One oak that seems to have its chance of survival severely curtailed is still triumphantly with us and is worth a tiny detour off the Armagh to Loughgall road. The small settlement of Salter’s Grange is marked by a hilltop Church of Ireland church with a soaring spire (probably on the site of an older church) with its attendant conifers.
Downhill from the church on the Armagh side stands a roadside oak – never a good place for a tree, with half the roots covered in impermeable tarmac.
Approach from one side, and this appears to be a normal healthy oak. From the other, its nature as a survivor is revealed all too clearly – the trunk is completely hollow and open to the outside world.
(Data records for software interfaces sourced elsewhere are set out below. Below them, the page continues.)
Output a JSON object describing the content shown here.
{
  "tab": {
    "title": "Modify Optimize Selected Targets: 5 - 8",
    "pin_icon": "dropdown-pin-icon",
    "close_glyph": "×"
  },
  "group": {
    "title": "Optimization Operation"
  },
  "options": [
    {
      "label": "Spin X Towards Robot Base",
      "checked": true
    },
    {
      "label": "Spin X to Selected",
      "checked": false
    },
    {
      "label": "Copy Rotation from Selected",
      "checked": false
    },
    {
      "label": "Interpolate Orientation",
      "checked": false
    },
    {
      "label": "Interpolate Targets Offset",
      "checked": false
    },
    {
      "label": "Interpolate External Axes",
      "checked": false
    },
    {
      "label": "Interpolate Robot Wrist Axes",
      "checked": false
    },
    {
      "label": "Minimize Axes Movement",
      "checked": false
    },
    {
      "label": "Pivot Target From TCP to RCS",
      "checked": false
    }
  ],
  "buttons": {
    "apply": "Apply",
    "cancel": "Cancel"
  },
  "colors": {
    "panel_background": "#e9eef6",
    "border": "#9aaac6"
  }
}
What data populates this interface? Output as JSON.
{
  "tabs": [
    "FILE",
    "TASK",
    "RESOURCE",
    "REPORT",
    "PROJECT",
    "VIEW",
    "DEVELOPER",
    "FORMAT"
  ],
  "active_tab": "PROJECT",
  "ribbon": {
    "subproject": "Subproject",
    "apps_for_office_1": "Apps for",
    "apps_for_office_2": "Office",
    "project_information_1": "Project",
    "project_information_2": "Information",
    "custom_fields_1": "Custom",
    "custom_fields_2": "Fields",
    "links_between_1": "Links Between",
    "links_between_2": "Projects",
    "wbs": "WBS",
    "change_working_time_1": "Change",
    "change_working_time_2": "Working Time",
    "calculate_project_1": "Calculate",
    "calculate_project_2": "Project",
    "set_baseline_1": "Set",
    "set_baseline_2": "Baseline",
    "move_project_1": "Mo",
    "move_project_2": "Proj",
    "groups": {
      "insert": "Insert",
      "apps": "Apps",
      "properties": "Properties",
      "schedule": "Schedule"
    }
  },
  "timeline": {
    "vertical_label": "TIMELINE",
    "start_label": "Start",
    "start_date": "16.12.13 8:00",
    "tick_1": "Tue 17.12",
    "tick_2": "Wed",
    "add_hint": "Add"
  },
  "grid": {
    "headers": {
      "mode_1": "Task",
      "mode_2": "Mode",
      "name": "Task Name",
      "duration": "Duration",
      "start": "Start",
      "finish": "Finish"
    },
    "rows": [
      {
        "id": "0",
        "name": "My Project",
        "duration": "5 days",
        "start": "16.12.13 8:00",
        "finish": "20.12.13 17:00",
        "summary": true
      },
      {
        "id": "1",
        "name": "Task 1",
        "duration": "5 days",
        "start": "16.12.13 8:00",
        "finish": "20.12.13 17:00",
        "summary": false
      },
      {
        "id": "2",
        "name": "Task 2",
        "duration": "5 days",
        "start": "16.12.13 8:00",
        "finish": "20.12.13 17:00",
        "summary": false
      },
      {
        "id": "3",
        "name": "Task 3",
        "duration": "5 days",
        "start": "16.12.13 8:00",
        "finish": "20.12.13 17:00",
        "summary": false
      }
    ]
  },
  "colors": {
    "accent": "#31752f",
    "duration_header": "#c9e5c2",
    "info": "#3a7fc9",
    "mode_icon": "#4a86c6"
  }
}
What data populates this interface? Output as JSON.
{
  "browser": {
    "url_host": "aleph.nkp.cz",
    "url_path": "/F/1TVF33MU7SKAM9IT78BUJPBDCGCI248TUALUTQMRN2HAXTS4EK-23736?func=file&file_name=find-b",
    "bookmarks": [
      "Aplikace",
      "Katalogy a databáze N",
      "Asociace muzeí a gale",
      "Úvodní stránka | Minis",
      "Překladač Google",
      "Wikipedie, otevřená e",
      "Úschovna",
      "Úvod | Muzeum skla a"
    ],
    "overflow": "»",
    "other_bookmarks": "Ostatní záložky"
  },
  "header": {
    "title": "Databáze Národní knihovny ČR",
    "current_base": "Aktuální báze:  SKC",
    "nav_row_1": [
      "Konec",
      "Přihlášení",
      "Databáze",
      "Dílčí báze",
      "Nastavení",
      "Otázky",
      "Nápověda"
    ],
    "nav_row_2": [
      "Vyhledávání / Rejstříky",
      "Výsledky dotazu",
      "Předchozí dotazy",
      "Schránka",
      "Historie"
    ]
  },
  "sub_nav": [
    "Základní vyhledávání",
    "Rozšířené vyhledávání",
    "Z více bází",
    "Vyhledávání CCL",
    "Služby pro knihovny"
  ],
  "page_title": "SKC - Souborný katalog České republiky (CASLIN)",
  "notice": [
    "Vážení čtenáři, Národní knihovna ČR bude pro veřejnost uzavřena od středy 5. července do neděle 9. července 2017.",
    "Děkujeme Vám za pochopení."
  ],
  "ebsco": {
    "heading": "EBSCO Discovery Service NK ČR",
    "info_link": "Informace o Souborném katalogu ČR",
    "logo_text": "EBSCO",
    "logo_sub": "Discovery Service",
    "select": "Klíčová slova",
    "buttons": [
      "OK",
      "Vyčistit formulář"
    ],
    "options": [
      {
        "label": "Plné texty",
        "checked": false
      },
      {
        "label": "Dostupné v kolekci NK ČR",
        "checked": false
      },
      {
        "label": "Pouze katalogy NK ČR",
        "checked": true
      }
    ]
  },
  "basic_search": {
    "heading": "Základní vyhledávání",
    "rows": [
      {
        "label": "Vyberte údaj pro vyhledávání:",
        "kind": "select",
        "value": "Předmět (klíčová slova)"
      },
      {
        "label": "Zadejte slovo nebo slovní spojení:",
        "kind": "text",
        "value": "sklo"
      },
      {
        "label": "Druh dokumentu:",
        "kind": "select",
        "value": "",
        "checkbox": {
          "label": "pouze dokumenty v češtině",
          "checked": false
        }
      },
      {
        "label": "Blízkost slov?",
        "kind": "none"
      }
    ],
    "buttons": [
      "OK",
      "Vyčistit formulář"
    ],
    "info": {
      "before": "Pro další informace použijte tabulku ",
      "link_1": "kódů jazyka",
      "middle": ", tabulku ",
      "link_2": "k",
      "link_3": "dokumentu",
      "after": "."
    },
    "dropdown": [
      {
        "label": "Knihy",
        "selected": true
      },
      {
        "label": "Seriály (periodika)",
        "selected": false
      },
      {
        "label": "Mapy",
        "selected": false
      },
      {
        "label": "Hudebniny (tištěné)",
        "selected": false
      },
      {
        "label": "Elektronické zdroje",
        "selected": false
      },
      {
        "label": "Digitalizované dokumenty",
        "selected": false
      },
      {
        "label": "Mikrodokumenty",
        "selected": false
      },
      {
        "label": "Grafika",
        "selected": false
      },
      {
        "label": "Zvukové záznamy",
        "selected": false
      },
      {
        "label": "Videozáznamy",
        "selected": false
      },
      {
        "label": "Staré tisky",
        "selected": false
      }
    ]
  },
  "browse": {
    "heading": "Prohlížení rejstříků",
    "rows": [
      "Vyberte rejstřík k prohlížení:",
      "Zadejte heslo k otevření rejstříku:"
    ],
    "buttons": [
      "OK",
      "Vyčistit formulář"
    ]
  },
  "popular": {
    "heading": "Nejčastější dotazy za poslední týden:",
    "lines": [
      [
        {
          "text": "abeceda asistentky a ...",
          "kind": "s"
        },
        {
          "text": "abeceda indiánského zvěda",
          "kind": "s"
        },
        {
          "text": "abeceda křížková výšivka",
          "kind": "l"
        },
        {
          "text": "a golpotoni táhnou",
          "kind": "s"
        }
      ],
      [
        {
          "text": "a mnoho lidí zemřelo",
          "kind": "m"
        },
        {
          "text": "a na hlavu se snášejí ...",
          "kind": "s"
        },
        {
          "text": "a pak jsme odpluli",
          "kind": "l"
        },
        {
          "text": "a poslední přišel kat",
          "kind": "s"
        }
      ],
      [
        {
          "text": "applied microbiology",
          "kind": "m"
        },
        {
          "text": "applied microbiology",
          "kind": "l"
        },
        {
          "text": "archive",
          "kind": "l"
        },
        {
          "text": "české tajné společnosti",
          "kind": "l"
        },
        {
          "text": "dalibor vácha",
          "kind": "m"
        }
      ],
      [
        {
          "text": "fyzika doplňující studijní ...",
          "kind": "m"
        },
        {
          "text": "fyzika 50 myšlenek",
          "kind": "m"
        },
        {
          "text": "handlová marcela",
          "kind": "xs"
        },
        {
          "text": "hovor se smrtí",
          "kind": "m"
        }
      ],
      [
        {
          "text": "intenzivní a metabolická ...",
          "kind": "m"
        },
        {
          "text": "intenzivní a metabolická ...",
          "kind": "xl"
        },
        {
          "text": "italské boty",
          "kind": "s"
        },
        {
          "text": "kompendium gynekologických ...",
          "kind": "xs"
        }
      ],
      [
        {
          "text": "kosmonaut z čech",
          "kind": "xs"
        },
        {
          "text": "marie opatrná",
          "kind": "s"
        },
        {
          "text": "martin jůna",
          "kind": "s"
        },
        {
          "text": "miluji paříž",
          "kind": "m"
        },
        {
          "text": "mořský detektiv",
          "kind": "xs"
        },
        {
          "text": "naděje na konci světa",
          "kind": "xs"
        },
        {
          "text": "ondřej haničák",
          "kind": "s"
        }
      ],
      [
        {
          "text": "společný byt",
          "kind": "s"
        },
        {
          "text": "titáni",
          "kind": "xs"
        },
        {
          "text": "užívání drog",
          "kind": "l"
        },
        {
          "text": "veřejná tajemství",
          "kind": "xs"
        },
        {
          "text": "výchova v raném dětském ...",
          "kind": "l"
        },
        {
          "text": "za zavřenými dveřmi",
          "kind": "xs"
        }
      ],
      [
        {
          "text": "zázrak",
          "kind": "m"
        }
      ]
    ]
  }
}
There is a great opening in the trunk, at least 10’ high and 3’ across. The inside has been burnt, the hollow extending up into the base of the main branches. The only wood left is a shell of live wood under the bark.
A family of jackdaws nest within the tree, and are clearly possessive of it. Just to one side, a badger track across the road leads into fields. Around the base, cow parsley waves its delicate flower-heads, speckled wood butterflies flit among grasses: one roadside tree, a whole ecosystem.
After the tree had been recognised, growing peacefully in its rural roadside setting, more of its grim history was unearthed.
The tree had been known for many years as “The Bloody Oak”. It stands at the junction of the Bloody Loaning (lane) which leads to a ford on the Callan river, a tributary of the Blackwater. Here on 14th August 1598 Marshall Bagenal, in charge of the English forces based at Newry, was marching to the relief of a hard-pressed English garrison at Portmore (Blackwatertown). His force was completely overwhelmed and he was slain with 2,000 of his men at the battle of the Yellow Ford.
The Bloody Loanen was so called because it was filled by bodies of dead and injured soldiers – fugitives were hunted down and killed in the shadow of the oak, a mature tree even then. The dead branch of the tree is held to have died either because of bullets embedded in it at that time – and contemporary bullets are reported to have been removed from that part of the tree – or because it died ‘in protest’ having been used for hanging. The branch, recorded as being dead from root to tip for at least a hundred years, pointed west along the Bloody Loanen.
It is hard to picture such death and cruelty in what is now a quiet rural lane, but the tree certainly has an air of suffering. Perhaps it was burned in retribution for the part it unwittingly played in such a savage battle.
Against the odds, it survives and flourishes.